True, but now we have a Federal Judge issuing an opinion (precedent) that APCP is not an explosive, and another branch of government that currently has it classified as an explosive.
I'm just saying that there is room there for a classification change from the DOT that could benefit manufacturers and vendors.
There is a clear distinction between the right to purchase, possess and use APCP versue the requirement to maintain public safety when shipping APCP or other hazardous material in commercial transport.
The BATFE decision is simply a right of purchase, possession and use without a license issue. It basically means that the BATFE has no right to regulate the sale and possession of APCP because it is not an "explosive" material under the BATFE definitions. (Please note I purposely did not include storage as this can be controlled by other Federal, State and local regulations.)

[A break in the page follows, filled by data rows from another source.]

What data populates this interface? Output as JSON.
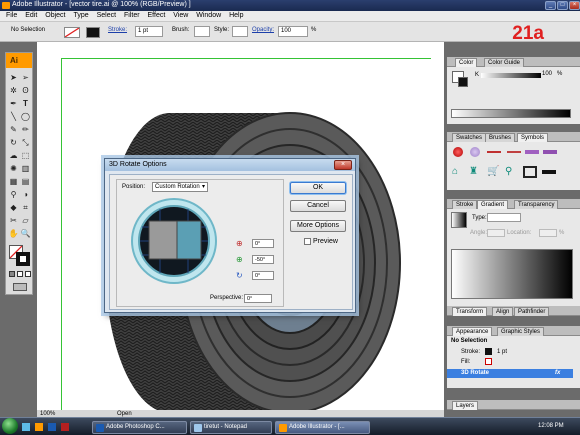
{
  "window": {
    "title": "Adobe Illustrator - [vector tire.ai @ 100% (RGB/Preview) ]"
  },
  "menu": [
    "File",
    "Edit",
    "Object",
    "Type",
    "Select",
    "Filter",
    "Effect",
    "View",
    "Window",
    "Help"
  ],
  "control_bar": {
    "selection": "No Selection",
    "stroke_label": "Stroke:",
    "stroke_value": "1 pt",
    "brush_label": "Brush:",
    "style_label": "Style:",
    "opacity_label": "Opacity:",
    "opacity_value": "100",
    "opacity_unit": "%"
  },
  "step_badge": "21a",
  "dialog": {
    "title": "3D Rotate Options",
    "position_label": "Position:",
    "position_value": "Custom Rotation",
    "x_angle": "0°",
    "y_angle": "-50°",
    "z_angle": "0°",
    "perspective_label": "Perspective:",
    "perspective_value": "0°",
    "ok": "OK",
    "cancel": "Cancel",
    "more_options": "More Options",
    "preview": "Preview"
  },
  "panels": {
    "color_tabs": [
      "Color",
      "Color Guide"
    ],
    "color_k_label": "K",
    "color_k_value": "100",
    "color_k_unit": "%",
    "swatch_tabs": [
      "Swatches",
      "Brushes",
      "Symbols"
    ],
    "stroke_tabs": [
      "Stroke",
      "Gradient",
      "Transparency"
    ],
    "gradient_type_label": "Type:",
    "gradient_angle_label": "Angle:",
    "gradient_location_label": "Location:",
    "gradient_location_unit": "%",
    "transform_tabs": [
      "Transform",
      "Align",
      "Pathfinder"
    ],
    "appearance_tabs": [
      "Appearance",
      "Graphic Styles"
    ],
    "appearance_title": "No Selection",
    "appearance_stroke_label": "Stroke:",
    "appearance_stroke_value": "1 pt",
    "appearance_fill_label": "Fill:",
    "appearance_effect": "3D Rotate",
    "appearance_fx": "fx",
    "layers_tab": "Layers"
  },
  "status": {
    "zoom": "100%",
    "state": "Open"
  },
  "taskbar": {
    "items": [
      "Adobe Photoshop C...",
      "tiretut - Notepad",
      "Adobe Illustrator - [..."
    ],
    "time": "12:08 PM"
  },
  "colors": {
    "accent_orange": "#ff9a00",
    "badge_red": "#e02020",
    "guide_green": "#35c335",
    "selection_blue": "#3b7fe0"
  }
}
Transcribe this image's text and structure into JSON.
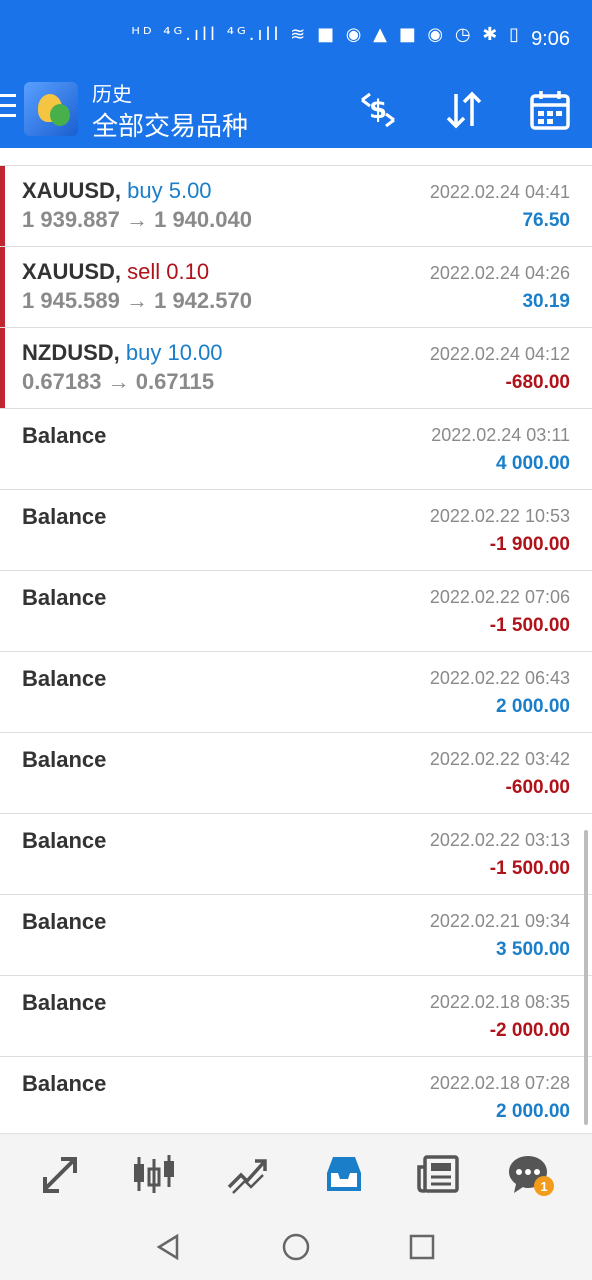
{
  "status_bar": {
    "time": "9:06",
    "icons_text": "ᴴᴰ ⁴ᴳ.ıll ⁴ᴳ.ıll ≋ ■ ◉ ▲ ■ ◉ ◷ ✱ ▯"
  },
  "header": {
    "section": "历史",
    "title": "全部交易品种"
  },
  "trades": [
    {
      "symbol": "XAUUSD,",
      "side": "buy 5.00",
      "side_color": "#1a7ec9",
      "prices": "1 939.887 → 1 940.040",
      "date": "2022.02.24 04:41",
      "profit": "76.50",
      "profit_color": "#1a7ec9"
    },
    {
      "symbol": "XAUUSD,",
      "side": "sell 0.10",
      "side_color": "#b0121a",
      "prices": "1 945.589 → 1 942.570",
      "date": "2022.02.24 04:26",
      "profit": "30.19",
      "profit_color": "#1a7ec9"
    },
    {
      "symbol": "NZDUSD,",
      "side": "buy 10.00",
      "side_color": "#1a7ec9",
      "prices": "0.67183 → 0.67115",
      "date": "2022.02.24 04:12",
      "profit": "-680.00",
      "profit_color": "#b0121a"
    }
  ],
  "balances": [
    {
      "label": "Balance",
      "date": "2022.02.24 03:11",
      "amount": "4 000.00",
      "color": "#1a7ec9"
    },
    {
      "label": "Balance",
      "date": "2022.02.22 10:53",
      "amount": "-1 900.00",
      "color": "#b0121a"
    },
    {
      "label": "Balance",
      "date": "2022.02.22 07:06",
      "amount": "-1 500.00",
      "color": "#b0121a"
    },
    {
      "label": "Balance",
      "date": "2022.02.22 06:43",
      "amount": "2 000.00",
      "color": "#1a7ec9"
    },
    {
      "label": "Balance",
      "date": "2022.02.22 03:42",
      "amount": "-600.00",
      "color": "#b0121a"
    },
    {
      "label": "Balance",
      "date": "2022.02.22 03:13",
      "amount": "-1 500.00",
      "color": "#b0121a"
    },
    {
      "label": "Balance",
      "date": "2022.02.21 09:34",
      "amount": "3 500.00",
      "color": "#1a7ec9"
    },
    {
      "label": "Balance",
      "date": "2022.02.18 08:35",
      "amount": "-2 000.00",
      "color": "#b0121a"
    },
    {
      "label": "Balance",
      "date": "2022.02.18 07:28",
      "amount": "2 000.00",
      "color": "#1a7ec9"
    }
  ],
  "bottom_nav": {
    "items": [
      "quotes-icon",
      "chart-icon",
      "trade-icon",
      "history-icon",
      "news-icon",
      "chat-icon"
    ],
    "active": "history-icon",
    "chat_badge": "1"
  },
  "colors": {
    "accent": "#1a73e8",
    "profit_positive": "#1a7ec9",
    "profit_negative": "#b0121a",
    "trade_marker": "#c0262d"
  }
}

Regardless and independent of the court decision, APCP is and always will be a hazardous material from a chemical standpoint. While it does not detonate (react at a velocity that exceeds the speed of sound in the material), it does deflagrate (burn rapidly). Any propellant that deflagrates is for safety purposes classified technically (worldwide) as a Class 1.3/1.4 low explosive. The reason for this classification is that if you confine it, it will continue to react and generate hot, high pressure gas until the container in which it is being confined ruptures (explodes). The container fragmentation hazard is the most danger aspect of transporting the material, followed by the fire hazard.

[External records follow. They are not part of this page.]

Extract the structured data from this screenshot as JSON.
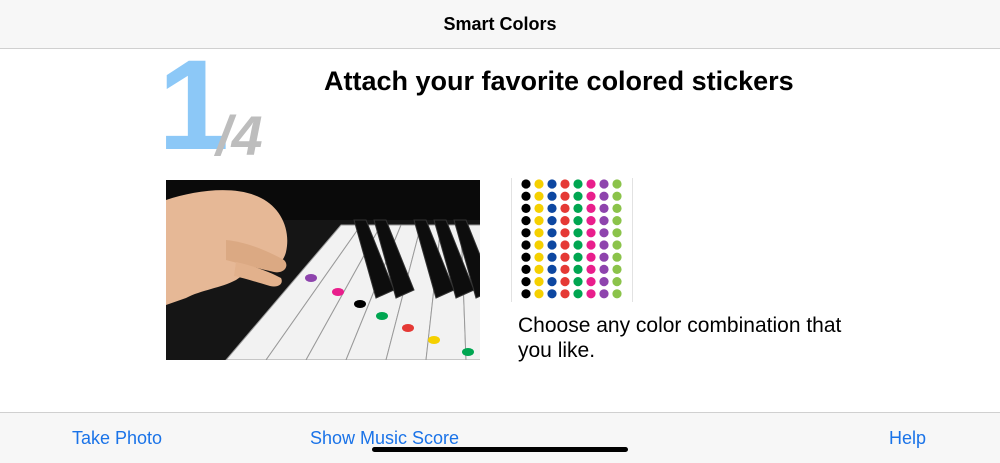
{
  "nav": {
    "title": "Smart Colors"
  },
  "step": {
    "current": "1",
    "total": "/4"
  },
  "headline": "Attach your favorite colored stickers",
  "caption": "Choose any color combination that you like.",
  "sticker_colors": [
    "#000000",
    "#f5d000",
    "#0d47a1",
    "#e53935",
    "#00a651",
    "#e91e8c",
    "#8e44ad",
    "#8bc34a"
  ],
  "toolbar": {
    "take_photo": "Take Photo",
    "show_score": "Show Music Score",
    "help": "Help"
  },
  "colors": {
    "accent": "#1a73e8",
    "step_number": "#8cc8f7"
  }
}
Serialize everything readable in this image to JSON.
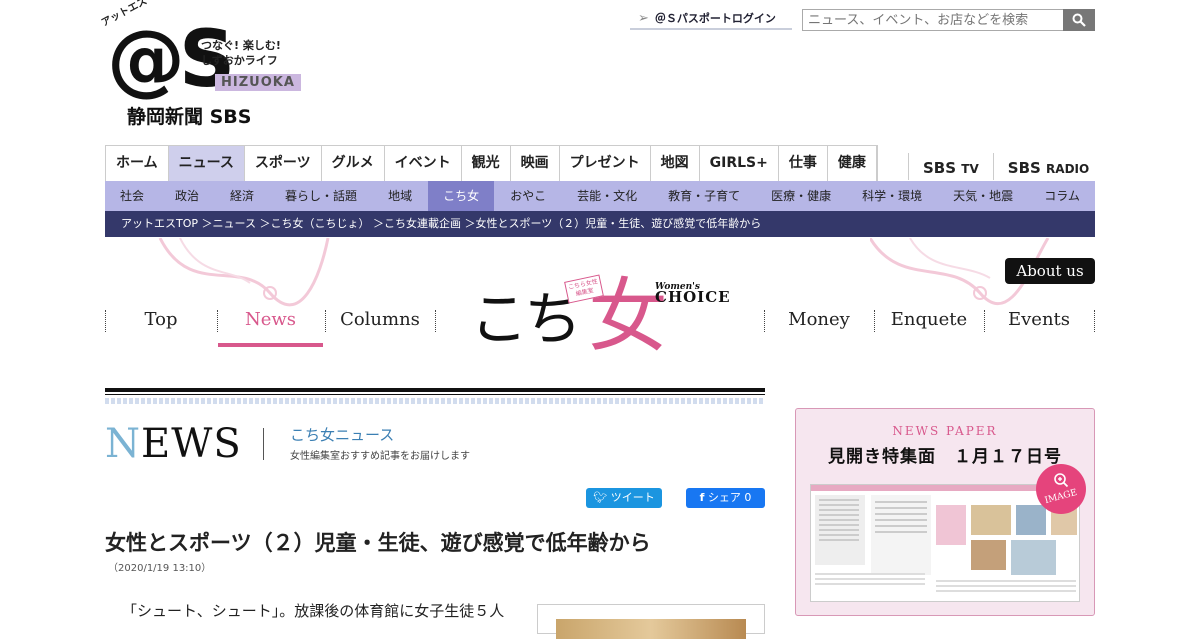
{
  "logo": {
    "kana": "アットエス",
    "mark": "@S",
    "tagline1": "つなぐ! 楽しむ!",
    "tagline2": "しずおかライフ",
    "shizuoka": "HIZUOKA",
    "publisher": "静岡新聞 SBS"
  },
  "header": {
    "passport_login": "＠Ｓパスポートログイン",
    "search_placeholder": "ニュース、イベント、お店などを検索"
  },
  "main_nav": [
    {
      "label": "ホーム"
    },
    {
      "label": "ニュース",
      "active": true
    },
    {
      "label": "スポーツ"
    },
    {
      "label": "グルメ"
    },
    {
      "label": "イベント"
    },
    {
      "label": "観光"
    },
    {
      "label": "映画"
    },
    {
      "label": "プレゼント"
    },
    {
      "label": "地図"
    },
    {
      "label": "GIRLS+"
    },
    {
      "label": "仕事"
    },
    {
      "label": "健康"
    }
  ],
  "sbs_nav": [
    {
      "main": "SBS",
      "sub": "TV"
    },
    {
      "main": "SBS",
      "sub": "RADIO"
    }
  ],
  "sub_nav": [
    {
      "label": "社会"
    },
    {
      "label": "政治"
    },
    {
      "label": "経済"
    },
    {
      "label": "暮らし・話題"
    },
    {
      "label": "地域"
    },
    {
      "label": "こち女",
      "active": true
    },
    {
      "label": "おやこ"
    },
    {
      "label": "芸能・文化"
    },
    {
      "label": "教育・子育て"
    },
    {
      "label": "医療・健康"
    },
    {
      "label": "科学・環境"
    },
    {
      "label": "天気・地震"
    },
    {
      "label": "コラム"
    }
  ],
  "breadcrumb": "アットエスTOP ＞ニュース ＞こち女（こちじょ） ＞こち女連載企画 ＞女性とスポーツ（２）児童・生徒、遊び感覚で低年齢から",
  "section": {
    "about": "About us",
    "nav": {
      "top": "Top",
      "news": "News",
      "columns": "Columns",
      "money": "Money",
      "enquete": "Enquete",
      "events": "Events"
    },
    "logo_ko": "こち",
    "logo_onna": "女",
    "logo_badge": "こちら女性編集室",
    "logo_womens": "Women's",
    "logo_choice": "CHOICE"
  },
  "news_header": {
    "n": "N",
    "ews": "EWS",
    "subtitle": "こち女ニュース",
    "description": "女性編集室おすすめ記事をお届けします"
  },
  "social": {
    "tweet": "ツイート",
    "share": "シェア 0"
  },
  "article": {
    "title": "女性とスポーツ（２）児童・生徒、遊び感覚で低年齢から",
    "date": "（2020/1/19 13:10）",
    "body_first_line": "「シュート、シュート」。放課後の体育館に女子生徒５人"
  },
  "newspaper": {
    "label": "NEWS PAPER",
    "title": "見開き特集面　１月１７日号",
    "image_button": "IMAGE"
  },
  "colors": {
    "subnav_bg": "#b6b6e6",
    "subnav_active": "#7f7fc8",
    "breadcrumb_bg": "#34386a",
    "accent_pink": "#d8588c",
    "tweet_blue": "#1b95e0",
    "facebook_blue": "#1877f2"
  }
}
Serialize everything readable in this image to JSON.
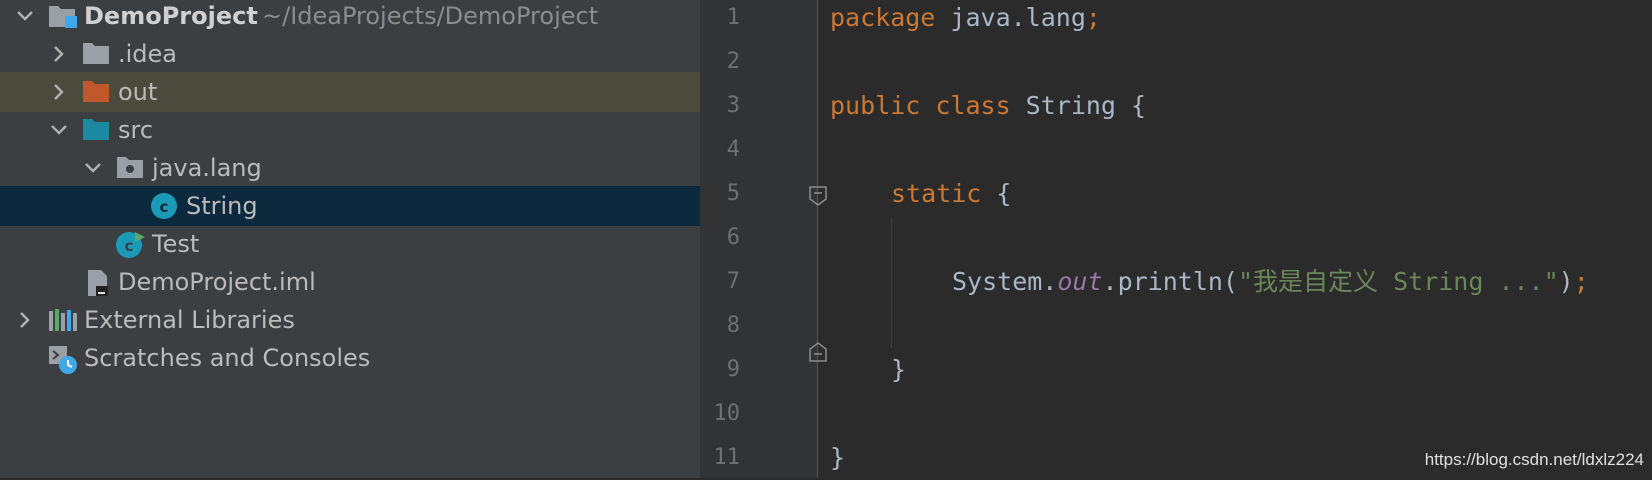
{
  "project_tree": {
    "root": {
      "name": "DemoProject",
      "path": "~/IdeaProjects/DemoProject"
    },
    "items": [
      {
        "label": ".idea"
      },
      {
        "label": "out"
      },
      {
        "label": "src"
      },
      {
        "label": "java.lang"
      },
      {
        "label": "String"
      },
      {
        "label": "Test"
      },
      {
        "label": "DemoProject.iml"
      },
      {
        "label": "External Libraries"
      },
      {
        "label": "Scratches and Consoles"
      }
    ],
    "selected": "String",
    "highlighted": "out"
  },
  "editor": {
    "line_numbers": [
      "1",
      "2",
      "3",
      "4",
      "5",
      "6",
      "7",
      "8",
      "9",
      "10",
      "11"
    ],
    "code": {
      "l1_kw": "package",
      "l1_name": " java.lang",
      "l1_semi": ";",
      "l3_kw1": "public",
      "l3_kw2": " class",
      "l3_rest": " String {",
      "l5_kw": "static",
      "l5_rest": " {",
      "l7_a": "System.",
      "l7_field": "out",
      "l7_b": ".println(",
      "l7_str": "\"我是自定义 String ...\"",
      "l7_c": ")",
      "l7_semi": ";",
      "l9": "}",
      "l11": "}"
    }
  },
  "watermark": "https://blog.csdn.net/ldxlz224",
  "colors": {
    "keyword": "#cc7832",
    "string": "#6a8759",
    "field": "#9876aa",
    "selection": "#0d293e",
    "highlight": "#4b4a3d",
    "folder_excluded": "#c0582b",
    "folder_source": "#1b8aa0"
  }
}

When we use APCP in a rocket motor, the purpose of a APCP motor casing is to generate thrust by confining the combustion of the APCP in a controlled manner within the motor casing. The conversion of the chemical energy release in the form of hot, high pressure gas is performed by the exhaust nozzle in which the random kinetic energy of the hot high pressure gas is converted in a directional high velocity high energy flow by the gasdynamic process of expansion to generate thrust. The properly designed rocket motor (a device or article in technical lingo) will not explode in transportation if packaged properly and thus only represents a fire hazard in the event of a transportation hazard.
It does not mean that an article containing APCP can not explode. If you purposely do not vent a thick walled metal container full of APCP and you have a manner or method of igniting it, you have made a bomb, and that is an explosive device (article) because by leaving out the nozzle (vent) you have purposefully decided to make a bomb. A bomb was and still is illegal to possess without a license and was and still is subject to BATFE regulation and control. If anyone decides to go into the bomb making business using APCP, I and everyone else here would certainly contact the police and the BATFE to make sure that this nut doesn't harm anyone. If that individual were to ship an explosive device and the vehicle was involved in an accident, the accident scene would be extremely hazardous for first responders and firefighters, because they are trained to handle fires, no one can safely handle detonating bombs.

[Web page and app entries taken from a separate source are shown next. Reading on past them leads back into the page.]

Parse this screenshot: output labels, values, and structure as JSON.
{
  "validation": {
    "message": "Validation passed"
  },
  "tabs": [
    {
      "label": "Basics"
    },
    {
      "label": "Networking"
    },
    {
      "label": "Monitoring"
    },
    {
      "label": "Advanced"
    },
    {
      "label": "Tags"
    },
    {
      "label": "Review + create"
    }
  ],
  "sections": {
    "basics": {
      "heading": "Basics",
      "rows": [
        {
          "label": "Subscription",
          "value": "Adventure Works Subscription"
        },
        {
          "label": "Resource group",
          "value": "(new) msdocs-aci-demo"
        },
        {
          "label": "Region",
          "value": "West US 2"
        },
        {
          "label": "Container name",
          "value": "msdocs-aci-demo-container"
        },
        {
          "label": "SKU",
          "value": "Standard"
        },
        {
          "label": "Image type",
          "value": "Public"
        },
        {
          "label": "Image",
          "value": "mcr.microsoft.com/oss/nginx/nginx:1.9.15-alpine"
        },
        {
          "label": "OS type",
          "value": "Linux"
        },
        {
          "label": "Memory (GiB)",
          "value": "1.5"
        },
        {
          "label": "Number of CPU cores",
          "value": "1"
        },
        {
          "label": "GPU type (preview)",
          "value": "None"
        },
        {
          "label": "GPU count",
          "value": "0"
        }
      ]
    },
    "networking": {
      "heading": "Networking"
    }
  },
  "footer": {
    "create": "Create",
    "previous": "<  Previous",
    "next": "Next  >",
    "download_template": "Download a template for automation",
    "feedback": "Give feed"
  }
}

You can drive down the highway in the US, or fly in an airplane above the US safely because DOT regulates the methods of transportation of hazardous materials within the US, and you wouldn't want it any other way.